Big businesses may be put off working with small vendors on the basis that they may simply not exist in a few years’ time, making the prospect of forging an ongoing relationship seem uncertain or even unlikely.
There is an element of truth here. But what big businesses need to remember is that they’re exactly the sort of clients that keep small vendors in business.
According to Pareto’s law, 80 percent of an organisation’s turnover is generated by 20 percent of their clients. This means that, if a big business is happy with the service they receive from a small vendor, their decision to keep using them will likely play a huge role in that vendor’s chances of survival.
Senior managers may be perceived as going out on a limb when choosing to engage a small vendor, especially is that is not their company’s usual course of action.
For this reason, any problems that may arise during the course of the project may be blamed on the manager who took the decision to opt for the smaller vendor in the first place, and may therefore threaten that person’s position. Whereas, if the manager engages the “best” or most expensive provider in the market, s/he cannot be blamed for making this choice — it may even be seen as a generous investment.

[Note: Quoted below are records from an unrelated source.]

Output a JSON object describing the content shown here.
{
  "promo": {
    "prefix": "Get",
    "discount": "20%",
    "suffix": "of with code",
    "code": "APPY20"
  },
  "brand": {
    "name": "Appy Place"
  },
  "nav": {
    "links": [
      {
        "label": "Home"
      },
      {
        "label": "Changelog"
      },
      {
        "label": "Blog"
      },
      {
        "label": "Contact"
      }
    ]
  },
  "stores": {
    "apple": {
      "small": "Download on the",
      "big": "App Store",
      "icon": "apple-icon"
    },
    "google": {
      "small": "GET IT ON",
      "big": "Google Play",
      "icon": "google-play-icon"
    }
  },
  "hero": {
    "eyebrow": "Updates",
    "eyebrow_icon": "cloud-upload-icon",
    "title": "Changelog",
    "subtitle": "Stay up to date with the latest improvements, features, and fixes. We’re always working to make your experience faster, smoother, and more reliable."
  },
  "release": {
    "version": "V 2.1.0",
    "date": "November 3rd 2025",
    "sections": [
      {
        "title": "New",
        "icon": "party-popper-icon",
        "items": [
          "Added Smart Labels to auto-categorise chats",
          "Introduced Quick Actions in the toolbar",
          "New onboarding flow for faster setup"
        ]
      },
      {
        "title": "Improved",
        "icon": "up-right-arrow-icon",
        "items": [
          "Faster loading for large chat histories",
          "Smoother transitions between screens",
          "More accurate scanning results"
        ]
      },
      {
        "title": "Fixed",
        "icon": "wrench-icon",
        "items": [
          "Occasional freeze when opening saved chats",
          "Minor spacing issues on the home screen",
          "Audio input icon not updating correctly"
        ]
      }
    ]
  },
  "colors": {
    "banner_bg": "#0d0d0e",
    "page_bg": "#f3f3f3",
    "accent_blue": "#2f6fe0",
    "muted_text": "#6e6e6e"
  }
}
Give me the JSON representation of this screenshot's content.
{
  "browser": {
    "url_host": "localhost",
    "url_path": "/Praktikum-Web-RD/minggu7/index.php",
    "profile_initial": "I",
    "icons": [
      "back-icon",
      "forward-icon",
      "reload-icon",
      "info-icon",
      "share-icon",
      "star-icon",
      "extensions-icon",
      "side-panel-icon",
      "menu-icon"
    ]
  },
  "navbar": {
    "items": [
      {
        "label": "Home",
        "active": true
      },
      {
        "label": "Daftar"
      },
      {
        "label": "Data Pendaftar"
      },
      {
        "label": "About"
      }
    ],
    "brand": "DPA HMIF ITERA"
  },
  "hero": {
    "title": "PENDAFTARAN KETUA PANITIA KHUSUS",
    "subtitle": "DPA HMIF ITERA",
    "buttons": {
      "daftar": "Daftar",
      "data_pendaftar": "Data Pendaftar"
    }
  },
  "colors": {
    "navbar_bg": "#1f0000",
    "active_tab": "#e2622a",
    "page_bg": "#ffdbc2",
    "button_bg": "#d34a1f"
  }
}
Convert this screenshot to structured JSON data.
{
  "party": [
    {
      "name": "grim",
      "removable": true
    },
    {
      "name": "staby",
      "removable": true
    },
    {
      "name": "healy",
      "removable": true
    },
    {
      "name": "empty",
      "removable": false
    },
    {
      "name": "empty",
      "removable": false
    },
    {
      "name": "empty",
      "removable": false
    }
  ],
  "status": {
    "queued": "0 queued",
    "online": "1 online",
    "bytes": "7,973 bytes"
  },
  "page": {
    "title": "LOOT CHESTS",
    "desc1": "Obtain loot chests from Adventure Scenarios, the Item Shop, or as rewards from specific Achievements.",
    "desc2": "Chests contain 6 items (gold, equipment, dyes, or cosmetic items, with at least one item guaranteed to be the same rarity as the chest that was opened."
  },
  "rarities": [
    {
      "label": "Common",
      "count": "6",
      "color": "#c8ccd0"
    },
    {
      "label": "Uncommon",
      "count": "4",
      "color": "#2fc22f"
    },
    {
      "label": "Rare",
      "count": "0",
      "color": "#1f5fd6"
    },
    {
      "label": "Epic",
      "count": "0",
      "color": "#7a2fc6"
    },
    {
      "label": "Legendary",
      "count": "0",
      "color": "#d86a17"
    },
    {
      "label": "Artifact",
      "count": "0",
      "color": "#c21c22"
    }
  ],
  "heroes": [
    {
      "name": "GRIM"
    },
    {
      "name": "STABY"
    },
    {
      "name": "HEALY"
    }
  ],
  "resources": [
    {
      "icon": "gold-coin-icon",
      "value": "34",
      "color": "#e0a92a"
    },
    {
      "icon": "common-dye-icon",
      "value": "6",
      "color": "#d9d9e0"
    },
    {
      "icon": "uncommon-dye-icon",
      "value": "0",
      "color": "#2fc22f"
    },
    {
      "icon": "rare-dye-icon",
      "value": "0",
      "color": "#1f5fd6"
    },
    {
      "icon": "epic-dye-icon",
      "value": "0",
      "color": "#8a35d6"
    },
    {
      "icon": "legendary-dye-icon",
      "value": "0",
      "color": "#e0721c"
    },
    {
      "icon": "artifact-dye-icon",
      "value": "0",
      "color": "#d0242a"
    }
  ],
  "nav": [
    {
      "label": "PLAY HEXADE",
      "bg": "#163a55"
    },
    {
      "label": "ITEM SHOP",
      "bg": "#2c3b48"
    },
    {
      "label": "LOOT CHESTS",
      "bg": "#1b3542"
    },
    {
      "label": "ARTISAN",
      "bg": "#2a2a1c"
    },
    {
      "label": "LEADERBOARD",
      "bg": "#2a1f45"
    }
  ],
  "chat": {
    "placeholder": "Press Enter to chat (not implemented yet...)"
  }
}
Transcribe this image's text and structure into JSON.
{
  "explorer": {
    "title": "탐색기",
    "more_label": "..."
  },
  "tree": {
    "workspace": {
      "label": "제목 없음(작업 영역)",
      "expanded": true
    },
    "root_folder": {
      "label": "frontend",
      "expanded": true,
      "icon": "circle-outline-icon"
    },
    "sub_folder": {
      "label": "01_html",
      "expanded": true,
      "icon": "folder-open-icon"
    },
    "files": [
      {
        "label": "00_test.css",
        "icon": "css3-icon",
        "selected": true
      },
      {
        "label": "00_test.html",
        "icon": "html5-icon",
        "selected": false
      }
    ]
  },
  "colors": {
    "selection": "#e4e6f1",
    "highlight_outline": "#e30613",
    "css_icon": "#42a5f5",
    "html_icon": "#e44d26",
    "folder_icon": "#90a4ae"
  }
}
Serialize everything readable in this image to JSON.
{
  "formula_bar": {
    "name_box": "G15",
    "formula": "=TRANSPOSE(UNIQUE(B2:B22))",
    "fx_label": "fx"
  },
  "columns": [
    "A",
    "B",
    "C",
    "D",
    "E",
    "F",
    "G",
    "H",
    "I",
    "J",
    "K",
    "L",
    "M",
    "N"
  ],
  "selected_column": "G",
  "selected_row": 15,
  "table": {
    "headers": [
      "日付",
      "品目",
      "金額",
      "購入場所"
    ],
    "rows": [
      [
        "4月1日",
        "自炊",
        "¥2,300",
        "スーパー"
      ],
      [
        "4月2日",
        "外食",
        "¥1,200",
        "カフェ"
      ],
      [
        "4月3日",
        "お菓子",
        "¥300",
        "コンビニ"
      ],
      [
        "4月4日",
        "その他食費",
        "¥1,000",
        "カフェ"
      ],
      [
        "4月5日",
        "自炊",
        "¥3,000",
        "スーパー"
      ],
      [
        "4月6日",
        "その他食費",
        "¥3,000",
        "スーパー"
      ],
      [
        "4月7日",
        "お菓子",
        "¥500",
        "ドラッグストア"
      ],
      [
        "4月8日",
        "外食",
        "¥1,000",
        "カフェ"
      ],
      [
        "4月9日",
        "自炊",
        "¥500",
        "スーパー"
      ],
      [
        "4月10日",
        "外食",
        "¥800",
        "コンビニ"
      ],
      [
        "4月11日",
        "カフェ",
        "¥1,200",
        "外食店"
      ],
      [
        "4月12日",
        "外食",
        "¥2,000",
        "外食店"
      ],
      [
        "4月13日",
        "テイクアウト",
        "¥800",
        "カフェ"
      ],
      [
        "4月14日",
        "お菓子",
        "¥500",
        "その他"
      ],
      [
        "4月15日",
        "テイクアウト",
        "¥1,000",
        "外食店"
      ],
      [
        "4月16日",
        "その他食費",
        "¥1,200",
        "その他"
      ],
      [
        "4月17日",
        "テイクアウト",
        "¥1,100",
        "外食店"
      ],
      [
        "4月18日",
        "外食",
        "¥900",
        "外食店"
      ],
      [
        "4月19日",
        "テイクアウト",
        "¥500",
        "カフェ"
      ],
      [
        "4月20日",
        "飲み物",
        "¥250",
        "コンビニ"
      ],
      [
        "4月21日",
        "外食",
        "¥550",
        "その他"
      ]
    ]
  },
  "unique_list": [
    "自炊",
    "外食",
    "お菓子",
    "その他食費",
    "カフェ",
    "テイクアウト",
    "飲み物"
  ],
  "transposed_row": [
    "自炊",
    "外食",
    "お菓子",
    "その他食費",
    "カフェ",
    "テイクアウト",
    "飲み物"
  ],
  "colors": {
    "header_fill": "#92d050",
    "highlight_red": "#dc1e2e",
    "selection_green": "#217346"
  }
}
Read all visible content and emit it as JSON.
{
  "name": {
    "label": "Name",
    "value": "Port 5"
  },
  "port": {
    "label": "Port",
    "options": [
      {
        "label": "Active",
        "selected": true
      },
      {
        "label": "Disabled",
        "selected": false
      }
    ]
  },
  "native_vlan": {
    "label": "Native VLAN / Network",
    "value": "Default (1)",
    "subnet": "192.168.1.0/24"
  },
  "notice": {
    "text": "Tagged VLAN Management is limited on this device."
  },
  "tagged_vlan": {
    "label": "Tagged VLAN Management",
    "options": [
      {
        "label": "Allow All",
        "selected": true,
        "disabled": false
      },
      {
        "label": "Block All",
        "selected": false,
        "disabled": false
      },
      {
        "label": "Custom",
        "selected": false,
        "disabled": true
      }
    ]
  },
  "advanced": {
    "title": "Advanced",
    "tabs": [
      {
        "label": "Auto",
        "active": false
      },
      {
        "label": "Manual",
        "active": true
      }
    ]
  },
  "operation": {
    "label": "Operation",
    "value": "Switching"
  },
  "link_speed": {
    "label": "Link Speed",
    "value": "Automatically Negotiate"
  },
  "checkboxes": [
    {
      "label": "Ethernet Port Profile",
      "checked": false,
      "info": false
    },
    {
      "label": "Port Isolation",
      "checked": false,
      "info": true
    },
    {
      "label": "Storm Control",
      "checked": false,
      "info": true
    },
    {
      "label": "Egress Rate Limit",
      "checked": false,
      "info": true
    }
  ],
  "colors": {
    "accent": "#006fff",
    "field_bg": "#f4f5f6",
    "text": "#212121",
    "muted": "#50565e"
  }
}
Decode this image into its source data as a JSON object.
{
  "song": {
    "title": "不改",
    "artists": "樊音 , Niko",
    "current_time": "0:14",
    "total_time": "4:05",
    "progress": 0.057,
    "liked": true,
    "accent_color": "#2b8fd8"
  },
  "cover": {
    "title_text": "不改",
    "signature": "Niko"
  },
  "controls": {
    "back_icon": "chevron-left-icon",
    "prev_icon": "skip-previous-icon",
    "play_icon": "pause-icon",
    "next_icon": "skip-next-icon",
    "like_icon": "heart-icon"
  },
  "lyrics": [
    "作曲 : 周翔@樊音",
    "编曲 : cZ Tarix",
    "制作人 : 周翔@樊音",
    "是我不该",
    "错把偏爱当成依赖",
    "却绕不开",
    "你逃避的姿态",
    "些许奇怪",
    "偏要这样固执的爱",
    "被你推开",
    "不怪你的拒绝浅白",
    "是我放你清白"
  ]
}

Whether this is the case very much depends on the big business’s corporate culture, and some organisations may indeed think in this way. But, in the same way as blame may be allocated to the person responsible for choosing the vendor, so is praise. And since small vendors are likely to be more flexible and nimble, as well as more likely to go beyond the call of duty, senior managers may end up with something that surprises their colleagues in a good way. I guess you’ve just got to make sure you pick the right vendor.